Panidea Inc. proudly announces the upcoming program, “24 Hours of Technology”, a global online program with a focus on technology commercialization. The program will be on Wednesday, July 13, 2011 with programs in Asia and will chase the sun across Asia, Australia, The Middle East, Europe, Africa, South America and North America. Speakers across the world will talk about their country, their programs, and their ideas, in a series of thirty minute presentations. By having live presentations in local time zones, we will demonstrate the movement of innovation around the globe.
We have lofty goals. How do we make this happen? It’s all about networking. We have a need to find the right partners to drive opportunities forward to wealth creation. Our knowledge exists in silos – we have certain contacts with expertise in different areas and we tend to only use those experts. In order to be successful, as a university technical transfer officer, an incubator, an open innovation consultant, or a corporate licensing officer, we need to develop the contacts which will allow us to find and advance the best opportunities.

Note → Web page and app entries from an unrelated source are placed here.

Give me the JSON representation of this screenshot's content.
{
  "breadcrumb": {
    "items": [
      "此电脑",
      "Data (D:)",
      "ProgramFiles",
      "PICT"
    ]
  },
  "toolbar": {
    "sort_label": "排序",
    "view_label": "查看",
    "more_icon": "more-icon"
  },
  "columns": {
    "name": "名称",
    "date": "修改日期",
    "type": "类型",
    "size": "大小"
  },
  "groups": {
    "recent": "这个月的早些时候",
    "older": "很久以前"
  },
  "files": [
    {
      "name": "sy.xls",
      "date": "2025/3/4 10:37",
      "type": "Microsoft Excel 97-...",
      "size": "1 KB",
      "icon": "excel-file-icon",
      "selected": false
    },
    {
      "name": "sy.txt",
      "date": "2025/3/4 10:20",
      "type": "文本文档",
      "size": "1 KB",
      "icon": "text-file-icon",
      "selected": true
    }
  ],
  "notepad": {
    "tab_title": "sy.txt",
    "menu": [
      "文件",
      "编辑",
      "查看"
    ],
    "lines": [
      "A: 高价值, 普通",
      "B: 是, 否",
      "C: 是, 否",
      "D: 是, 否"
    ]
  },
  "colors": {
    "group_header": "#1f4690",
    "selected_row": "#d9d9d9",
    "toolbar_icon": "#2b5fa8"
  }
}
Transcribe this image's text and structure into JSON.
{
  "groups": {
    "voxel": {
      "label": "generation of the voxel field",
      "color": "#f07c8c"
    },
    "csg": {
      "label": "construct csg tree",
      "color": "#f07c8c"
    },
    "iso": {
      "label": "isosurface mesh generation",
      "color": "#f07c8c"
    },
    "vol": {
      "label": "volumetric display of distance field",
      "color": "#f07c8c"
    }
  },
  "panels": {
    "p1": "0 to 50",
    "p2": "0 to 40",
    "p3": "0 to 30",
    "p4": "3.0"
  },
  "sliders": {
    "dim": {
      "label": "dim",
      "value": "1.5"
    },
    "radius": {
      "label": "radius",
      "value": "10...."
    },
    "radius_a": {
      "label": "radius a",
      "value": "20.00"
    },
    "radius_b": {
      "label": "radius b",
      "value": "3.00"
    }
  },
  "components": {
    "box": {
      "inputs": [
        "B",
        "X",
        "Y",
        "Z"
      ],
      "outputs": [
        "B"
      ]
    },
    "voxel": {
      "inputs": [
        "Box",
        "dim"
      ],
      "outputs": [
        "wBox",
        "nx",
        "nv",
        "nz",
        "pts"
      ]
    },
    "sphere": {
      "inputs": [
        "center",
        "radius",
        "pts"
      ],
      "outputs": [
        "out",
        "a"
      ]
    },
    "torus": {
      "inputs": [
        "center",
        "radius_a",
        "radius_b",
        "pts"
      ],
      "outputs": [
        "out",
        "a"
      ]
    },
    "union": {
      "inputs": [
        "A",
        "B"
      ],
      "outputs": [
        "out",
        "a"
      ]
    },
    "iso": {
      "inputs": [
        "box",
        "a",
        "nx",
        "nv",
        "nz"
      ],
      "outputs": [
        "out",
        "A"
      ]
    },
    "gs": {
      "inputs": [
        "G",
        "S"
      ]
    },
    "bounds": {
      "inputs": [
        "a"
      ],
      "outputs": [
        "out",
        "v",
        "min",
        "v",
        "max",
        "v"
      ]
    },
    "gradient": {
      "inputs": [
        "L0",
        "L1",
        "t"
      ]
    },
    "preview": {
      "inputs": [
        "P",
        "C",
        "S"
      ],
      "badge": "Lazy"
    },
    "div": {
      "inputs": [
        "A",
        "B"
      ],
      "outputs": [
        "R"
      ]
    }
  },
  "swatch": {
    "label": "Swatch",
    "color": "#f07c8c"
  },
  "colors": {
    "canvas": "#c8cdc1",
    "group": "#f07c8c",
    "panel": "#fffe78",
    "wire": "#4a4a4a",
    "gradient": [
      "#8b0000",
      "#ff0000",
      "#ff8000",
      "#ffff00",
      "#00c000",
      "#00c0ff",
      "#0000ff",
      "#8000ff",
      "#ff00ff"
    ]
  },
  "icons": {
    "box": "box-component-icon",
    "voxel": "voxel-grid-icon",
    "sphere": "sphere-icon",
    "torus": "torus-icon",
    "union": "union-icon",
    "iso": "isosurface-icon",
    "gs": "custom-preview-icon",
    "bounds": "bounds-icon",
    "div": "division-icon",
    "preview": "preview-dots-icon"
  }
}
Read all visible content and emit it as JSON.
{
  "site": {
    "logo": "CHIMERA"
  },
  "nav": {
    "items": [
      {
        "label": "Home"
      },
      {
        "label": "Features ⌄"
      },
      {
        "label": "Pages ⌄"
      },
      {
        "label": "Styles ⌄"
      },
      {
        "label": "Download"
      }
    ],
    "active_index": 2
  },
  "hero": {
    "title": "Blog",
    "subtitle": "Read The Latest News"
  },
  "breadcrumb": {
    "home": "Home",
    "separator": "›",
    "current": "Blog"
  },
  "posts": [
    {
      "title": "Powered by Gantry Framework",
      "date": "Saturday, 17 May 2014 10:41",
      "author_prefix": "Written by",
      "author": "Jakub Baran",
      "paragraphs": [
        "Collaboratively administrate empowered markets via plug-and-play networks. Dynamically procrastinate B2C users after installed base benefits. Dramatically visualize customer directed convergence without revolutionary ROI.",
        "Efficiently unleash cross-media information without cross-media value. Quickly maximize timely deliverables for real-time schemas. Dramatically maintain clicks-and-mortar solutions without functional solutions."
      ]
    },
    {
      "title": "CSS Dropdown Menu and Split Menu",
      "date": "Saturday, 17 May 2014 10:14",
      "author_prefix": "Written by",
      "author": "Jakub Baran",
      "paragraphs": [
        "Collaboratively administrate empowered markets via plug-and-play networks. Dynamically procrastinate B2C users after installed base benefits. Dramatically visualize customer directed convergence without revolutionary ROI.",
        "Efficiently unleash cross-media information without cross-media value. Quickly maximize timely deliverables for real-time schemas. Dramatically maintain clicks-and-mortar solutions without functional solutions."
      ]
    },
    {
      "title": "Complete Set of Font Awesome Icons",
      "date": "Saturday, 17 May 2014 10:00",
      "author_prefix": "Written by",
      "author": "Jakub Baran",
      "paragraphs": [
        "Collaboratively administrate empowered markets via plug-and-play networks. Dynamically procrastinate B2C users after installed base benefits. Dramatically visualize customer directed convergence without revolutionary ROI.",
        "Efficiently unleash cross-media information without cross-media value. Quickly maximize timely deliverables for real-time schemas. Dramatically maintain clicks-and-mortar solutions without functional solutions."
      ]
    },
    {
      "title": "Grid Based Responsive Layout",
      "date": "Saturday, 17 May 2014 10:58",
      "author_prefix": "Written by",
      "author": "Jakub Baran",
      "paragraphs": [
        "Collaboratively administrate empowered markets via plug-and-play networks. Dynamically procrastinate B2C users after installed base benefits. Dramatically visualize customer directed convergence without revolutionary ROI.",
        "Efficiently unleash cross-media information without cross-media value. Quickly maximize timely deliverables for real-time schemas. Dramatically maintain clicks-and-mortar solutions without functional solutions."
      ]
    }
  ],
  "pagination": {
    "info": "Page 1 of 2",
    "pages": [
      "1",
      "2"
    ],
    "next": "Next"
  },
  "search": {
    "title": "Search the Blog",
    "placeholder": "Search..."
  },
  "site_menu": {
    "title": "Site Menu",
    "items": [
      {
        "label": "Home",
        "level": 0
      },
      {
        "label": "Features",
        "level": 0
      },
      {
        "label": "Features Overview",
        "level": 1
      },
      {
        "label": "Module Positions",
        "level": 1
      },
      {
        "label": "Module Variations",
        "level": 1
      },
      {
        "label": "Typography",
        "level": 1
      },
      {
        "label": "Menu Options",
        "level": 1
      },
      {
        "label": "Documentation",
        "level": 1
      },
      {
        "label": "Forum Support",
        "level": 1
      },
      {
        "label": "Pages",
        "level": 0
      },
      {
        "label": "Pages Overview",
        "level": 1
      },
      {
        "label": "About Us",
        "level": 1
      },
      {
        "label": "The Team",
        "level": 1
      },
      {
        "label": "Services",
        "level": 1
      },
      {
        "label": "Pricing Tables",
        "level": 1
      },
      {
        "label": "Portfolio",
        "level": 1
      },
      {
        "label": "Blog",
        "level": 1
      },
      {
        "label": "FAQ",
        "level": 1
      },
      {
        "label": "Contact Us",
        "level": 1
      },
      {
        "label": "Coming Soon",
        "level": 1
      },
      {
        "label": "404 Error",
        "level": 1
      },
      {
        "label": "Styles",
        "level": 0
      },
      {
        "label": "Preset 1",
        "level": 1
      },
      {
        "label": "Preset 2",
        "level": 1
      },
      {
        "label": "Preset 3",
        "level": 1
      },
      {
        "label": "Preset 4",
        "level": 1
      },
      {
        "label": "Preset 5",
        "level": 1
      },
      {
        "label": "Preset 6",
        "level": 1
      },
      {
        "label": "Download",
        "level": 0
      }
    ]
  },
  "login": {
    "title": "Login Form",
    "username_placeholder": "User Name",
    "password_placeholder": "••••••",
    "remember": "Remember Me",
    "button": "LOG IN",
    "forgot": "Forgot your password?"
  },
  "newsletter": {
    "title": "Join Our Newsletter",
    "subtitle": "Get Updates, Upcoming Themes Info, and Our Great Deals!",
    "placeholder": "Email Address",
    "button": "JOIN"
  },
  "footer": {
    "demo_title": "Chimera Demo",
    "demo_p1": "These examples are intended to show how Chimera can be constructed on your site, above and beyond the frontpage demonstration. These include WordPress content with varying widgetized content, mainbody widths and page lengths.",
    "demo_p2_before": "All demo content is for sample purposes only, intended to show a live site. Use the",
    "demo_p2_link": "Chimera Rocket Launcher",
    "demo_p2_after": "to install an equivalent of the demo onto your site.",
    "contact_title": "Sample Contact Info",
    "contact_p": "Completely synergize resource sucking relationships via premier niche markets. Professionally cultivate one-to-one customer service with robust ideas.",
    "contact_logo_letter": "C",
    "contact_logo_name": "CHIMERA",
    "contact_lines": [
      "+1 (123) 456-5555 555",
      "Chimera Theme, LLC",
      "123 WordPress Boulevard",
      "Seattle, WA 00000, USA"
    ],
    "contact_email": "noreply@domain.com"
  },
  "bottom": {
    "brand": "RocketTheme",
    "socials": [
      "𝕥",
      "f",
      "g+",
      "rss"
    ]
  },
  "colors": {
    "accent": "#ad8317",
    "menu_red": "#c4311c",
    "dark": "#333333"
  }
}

Business models which are based upon geographical or organization connections only will not succeed. Open innovation models developed to expand the reach of ideas for large organization.
The Venture Capital model worked for many companies very successfully. Today, the path to market is less defined and has more options. SBIR/NSF/EU grants are an option for companies and can be achieved by foreign companies if they are willing to structure their IP and focus on the development of opportunities in the jurisdiction of the grant agency.
Companies may stage their development and risk and move their product into market with multiple partners, all of whom accept stages of risk. Licensing may be a more effective tool. To evaluation these options, organizations need to find the right partners. The Association was developed to meet this need.
Adam Smith called it ‘The Invisible Hand’. It was the creation of a sustaining market without control of an controlling power. This site is The Invisible Hand. It is a place for people to connect and move the discussion further. We believe an unstructured environment will enhance the growth of new ideas.
Money, like water, seeks its own level. The current challenges in our world today will not be resolved by current players. Centrally controlled technology and financial development are not the paradigm which we will use to advance in this century. We need to advance by seeking talent, ideas, skills, and markets globally.
The Western smartphone market is different from the smartphone market in the developing world. In the developing world, the smartphone is a link for farmers, villagers, banks, and communications. In the developing world, Bluetooth devices can be added to the phone to provide physicians information on the health of patients.
Medical Treatment has a focus of triage. Treatment of Dengue fever, basically nonexistent in the Western world is a major problem in the developing world after floods. Treatment has an initial focus on the identification of the disease among many victims who exhibit flu like symptoms. Vaccines and treatment are prescribed for patients who need dengue treatment, which is more expensive than flu treatment. Smart companies understand this market and understand the costs and processes of entering this market.
Where does this leave us? We need to understand new markets and how to apply technology to new markets. We need local players who understand these local markets and can help us enter the market quickly, efficiently, and with greatest positive outcome.
We need to the global network.